FIG. 3 discloses a flow chart of an example embodiment according to the present invention. The example of FIG. 3 uses an object-tiling method, wherein the object to be rendered is divided into tiles. The method is initiated by receiving polygons or other vector objects, such as the circle in FIG. 1, step 30. In the object-tiling method the polygons are not be resolved but they are processed sequentially, step 31. In the rendering process according to the present invention the location of the tile is first checked, step 32. If the tile is not optimally located, the tile can be relocated, step 34. Then an offset can be computed, step 35. In this case the offset is the relation ship between the tile and the frame buffer. Then polygons are rendered with the computed offset, step 33. If the tile is correctly located, it can be rendered directly, step 33. Finally the actual image is produced into the frame buffer, step 36. At this stage the present tile for the present object is ready; however, the whole object might not be rendered yet. Thus, it must be checked that if there are further tiles for the present object. If the object is not ready, the process continues with the next tile, step 37.

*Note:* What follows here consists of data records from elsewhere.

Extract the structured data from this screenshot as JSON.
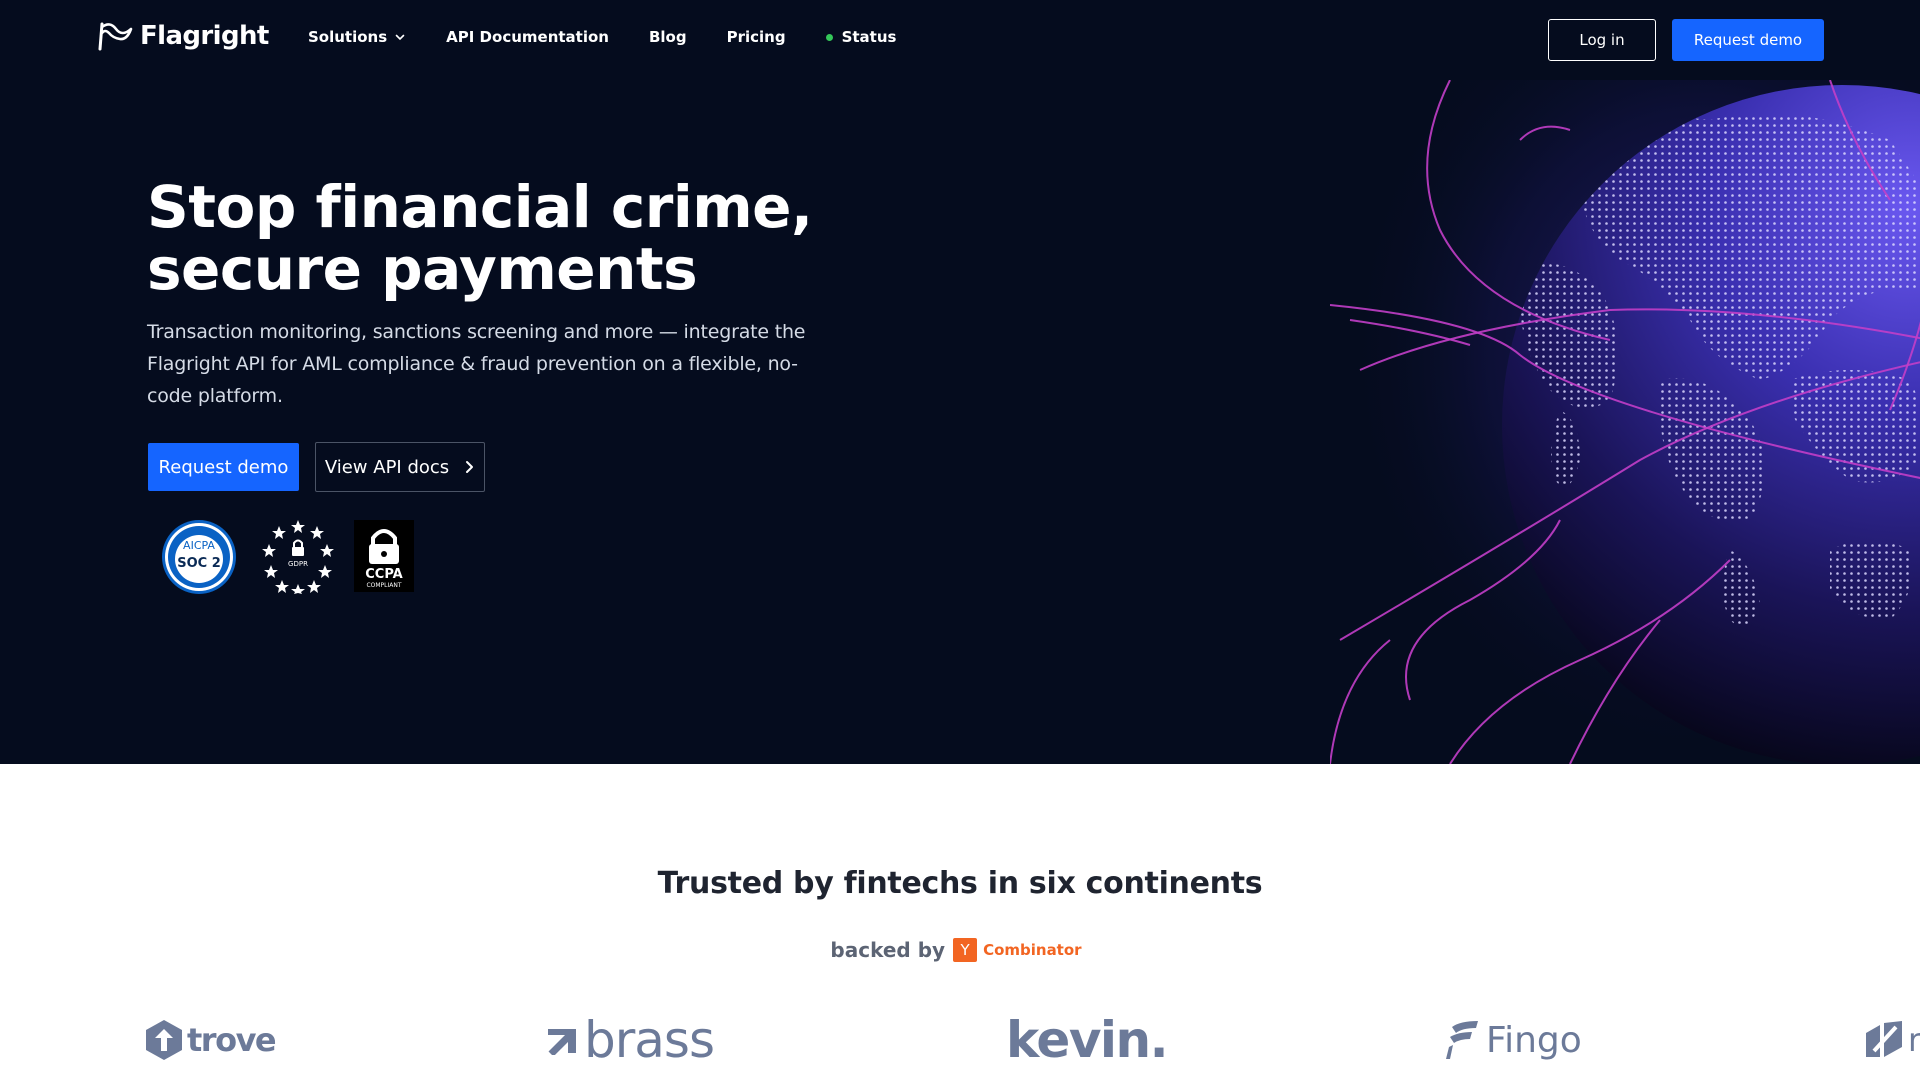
{
  "nav": {
    "brand": "Flagright",
    "links": [
      {
        "label": "Solutions"
      },
      {
        "label": "API Documentation"
      },
      {
        "label": "Blog"
      },
      {
        "label": "Pricing"
      },
      {
        "label": "Status"
      }
    ],
    "login_label": "Log in",
    "demo_label": "Request demo"
  },
  "hero": {
    "title_line1": "Stop financial crime,",
    "title_line2": "secure payments",
    "subtitle": "Transaction monitoring, sanctions screening and more — integrate the Flagright API for AML compliance & fraud prevention on a flexible, no-code platform.",
    "primary_button": "Request demo",
    "secondary_button": "View API docs",
    "badges": {
      "soc_top": "AICPA",
      "soc_main": "SOC 2",
      "gdpr": "GDPR",
      "ccpa_main": "CCPA",
      "ccpa_sub": "COMPLIANT"
    }
  },
  "trusted": {
    "title": "Trusted by fintechs in six continents",
    "backed_label": "backed by",
    "yc_letter": "Y",
    "yc_name": "Combinator"
  },
  "partners": [
    "trove",
    "brass",
    "kevin.",
    "Fingo",
    "r"
  ],
  "colors": {
    "hero_bg": "#050c1e",
    "accent": "#1565ff",
    "status_green": "#34c759",
    "yc_orange": "#f26522",
    "partner_gray": "#6c7a99"
  },
  "icons": [
    "flagright-logo-icon",
    "chevron-down-icon",
    "status-dot-icon",
    "chevron-right-icon",
    "globe-graphic"
  ]
}
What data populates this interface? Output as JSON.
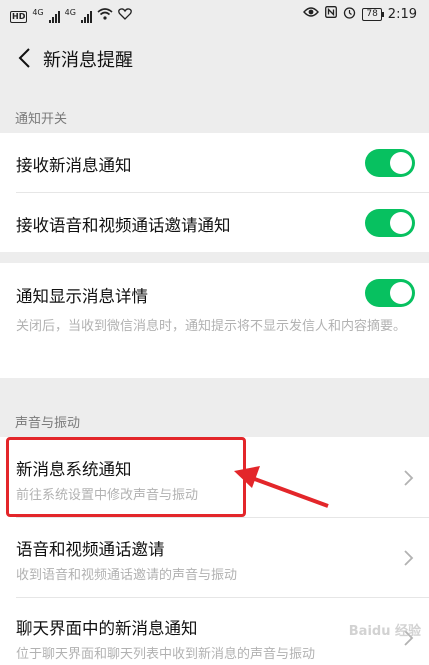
{
  "status_bar": {
    "hd": "HD",
    "network_1": "4G",
    "network_2": "4G",
    "battery": "78",
    "time": "2:19"
  },
  "header": {
    "title": "新消息提醒"
  },
  "sections": {
    "notify_switch": "通知开关",
    "sound_vibration": "声音与振动"
  },
  "toggles": {
    "receive_new_msg": "接收新消息通知",
    "receive_call_invite": "接收语音和视频通话邀请通知",
    "show_detail": "通知显示消息详情",
    "show_detail_desc": "关闭后，当收到微信消息时，通知提示将不显示发信人和内容摘要。"
  },
  "items": [
    {
      "title": "新消息系统通知",
      "subtitle": "前往系统设置中修改声音与振动"
    },
    {
      "title": "语音和视频通话邀请",
      "subtitle": "收到语音和视频通话邀请的声音与振动"
    },
    {
      "title": "聊天界面中的新消息通知",
      "subtitle": "位于聊天界面和聊天列表中收到新消息的声音与振动"
    }
  ],
  "colors": {
    "accent": "#07c160",
    "highlight": "#e3262a"
  },
  "watermark": "Baidu 经验"
}
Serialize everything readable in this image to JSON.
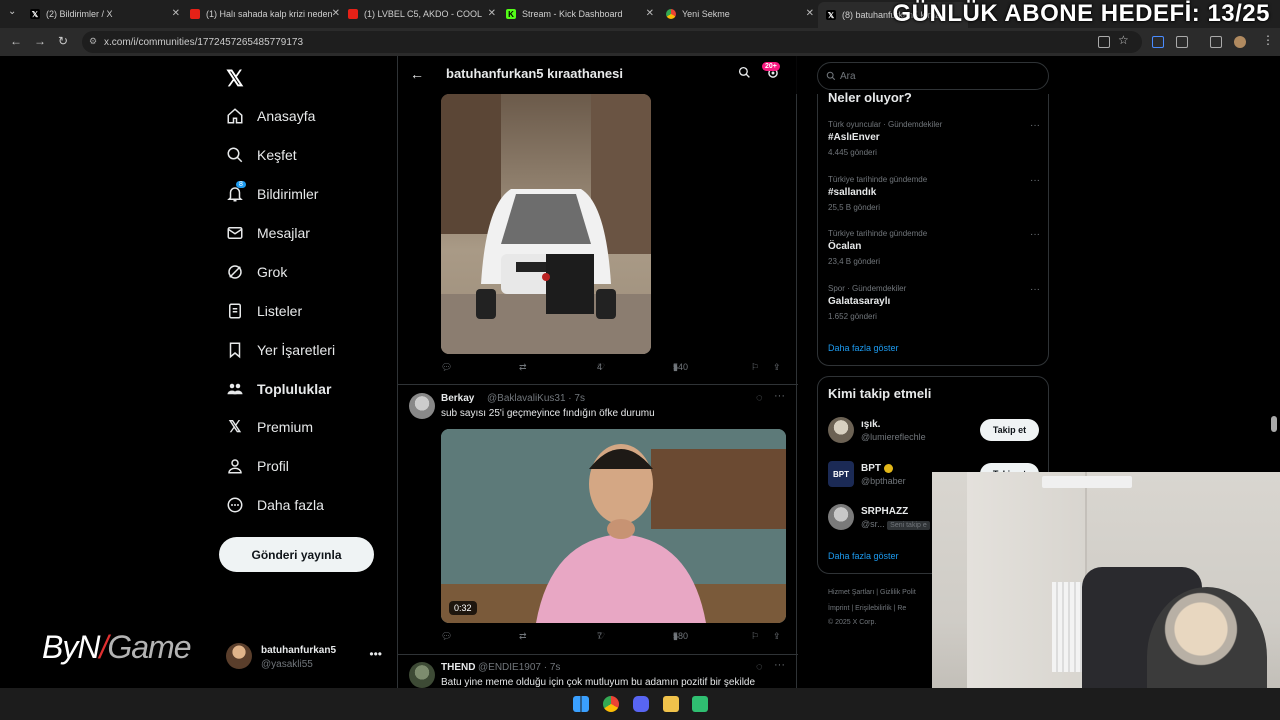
{
  "browser": {
    "tabs": [
      {
        "title": "(2) Bildirimler / X",
        "icon": "x-icon"
      },
      {
        "title": "(1) Halı sahada kalp krizi neden",
        "icon": "youtube-icon"
      },
      {
        "title": "(1) LVBEL C5, AKDO - COOL",
        "icon": "youtube-icon"
      },
      {
        "title": "Stream - Kick Dashboard",
        "icon": "kick-icon"
      },
      {
        "title": "Yeni Sekme",
        "icon": "chrome-icon"
      },
      {
        "title": "(8) batuhanfurkan5 kıraa",
        "icon": "x-icon"
      }
    ],
    "url": "x.com/i/communities/1772457265485779173",
    "overlay_title": "GÜNLÜK ABONE HEDEFİ: 13/25"
  },
  "nav": {
    "items": [
      {
        "label": "Anasayfa",
        "icon": "home-icon",
        "bold": false
      },
      {
        "label": "Keşfet",
        "icon": "search-icon",
        "bold": false
      },
      {
        "label": "Bildirimler",
        "icon": "bell-icon",
        "bold": false,
        "badge": "8"
      },
      {
        "label": "Mesajlar",
        "icon": "mail-icon",
        "bold": false
      },
      {
        "label": "Grok",
        "icon": "grok-icon",
        "bold": false
      },
      {
        "label": "Listeler",
        "icon": "list-icon",
        "bold": false
      },
      {
        "label": "Yer İşaretleri",
        "icon": "bookmark-icon",
        "bold": false
      },
      {
        "label": "Topluluklar",
        "icon": "communities-icon",
        "bold": true
      },
      {
        "label": "Premium",
        "icon": "x-icon",
        "bold": false
      },
      {
        "label": "Profil",
        "icon": "profile-icon",
        "bold": false
      },
      {
        "label": "Daha fazla",
        "icon": "more-circle-icon",
        "bold": false
      }
    ],
    "post_button": "Gönderi yayınla",
    "account": {
      "name": "batuhanfurkan5",
      "handle": "@yasakli55"
    }
  },
  "watermark": {
    "part1": "ByN",
    "part2": "Game"
  },
  "community": {
    "title": "batuhanfurkan5 kıraathanesi",
    "badge": "20+"
  },
  "tweets": [
    {
      "actions": {
        "replies": "",
        "retweets": "",
        "likes": "4",
        "views": "540"
      }
    },
    {
      "name": "Berkay",
      "handle": "@BaklavaliKus31 · 7s",
      "text": "sub sayısı 25'i geçmeyince fındığın öfke durumu",
      "duration": "0:32",
      "actions": {
        "replies": "",
        "retweets": "",
        "likes": "7",
        "views": "580"
      }
    },
    {
      "name": "THEND",
      "handle": "@ENDIE1907 · 7s",
      "text": "Batu yine meme olduğu için çok mutluyum bu adamın pozitif bir şekilde"
    }
  ],
  "right": {
    "search_placeholder": "Ara",
    "trends_title": "Neler oluyor?",
    "trends": [
      {
        "context": "Türk oyuncular · Gündemdekiler",
        "topic": "#AslıEnver",
        "count": "4.445 gönderi"
      },
      {
        "context": "Türkiye tarihinde gündemde",
        "topic": "#sallandık",
        "count": "25,5 B gönderi"
      },
      {
        "context": "Türkiye tarihinde gündemde",
        "topic": "Öcalan",
        "count": "23,4 B gönderi"
      },
      {
        "context": "Spor · Gündemdekiler",
        "topic": "Galatasaraylı",
        "count": "1.652 gönderi"
      }
    ],
    "show_more": "Daha fazla göster",
    "who_title": "Kimi takip etmeli",
    "who": [
      {
        "name": "ışık.",
        "handle": "@lumiereflechle",
        "button": "Takip et"
      },
      {
        "name": "BPT",
        "handle": "@bpthaber",
        "button": "Takip et"
      },
      {
        "name": "SRPHAZZ",
        "handle": "@sr...",
        "button": "Seni takip e"
      }
    ],
    "who_show_more": "Daha fazla göster",
    "footer": {
      "line1": "Hizmet Şartları  |  Gizlilik Polit",
      "line2": "İmprint  |  Erişilebilirlik  |  Re",
      "line3": "© 2025 X Corp."
    }
  },
  "colors": {
    "accent": "#1d9bf0",
    "badge": "#f91880",
    "background": "#000000"
  }
}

In FIG. 4 a block diagram of an example embodiment according to the present invention is disclosed. FIG. 4 represents a graphics block 40 comprising a frame buffer 41, a tile buffer 42 and a processing unit 43. The processing unit might the processing unit of the host component, such as a graphics processor. The frame buffer 11 is used for producing the actual image that will be shown on the display of the device into which the graphics processor according to the present invention is installed. The tile buffer 42 is configured to store tile-related information, such as sub-pixel information for each pixel within the tile. The tile buffer is used for storing the offset tile contents.

A person skilled in the art recognizes that the present invention may be co-operating with other blocks of the host component as the producing of the whole image requires different phases and the present invention discloses an improvement to the rendering phase.

It is obvious to a person skilled in the art that with the advancement of technology, the basic idea of the invention may be implemented in various ways. The invention and its embodiments are thus not limited to the examples described above; instead they may vary within the scope of the claims.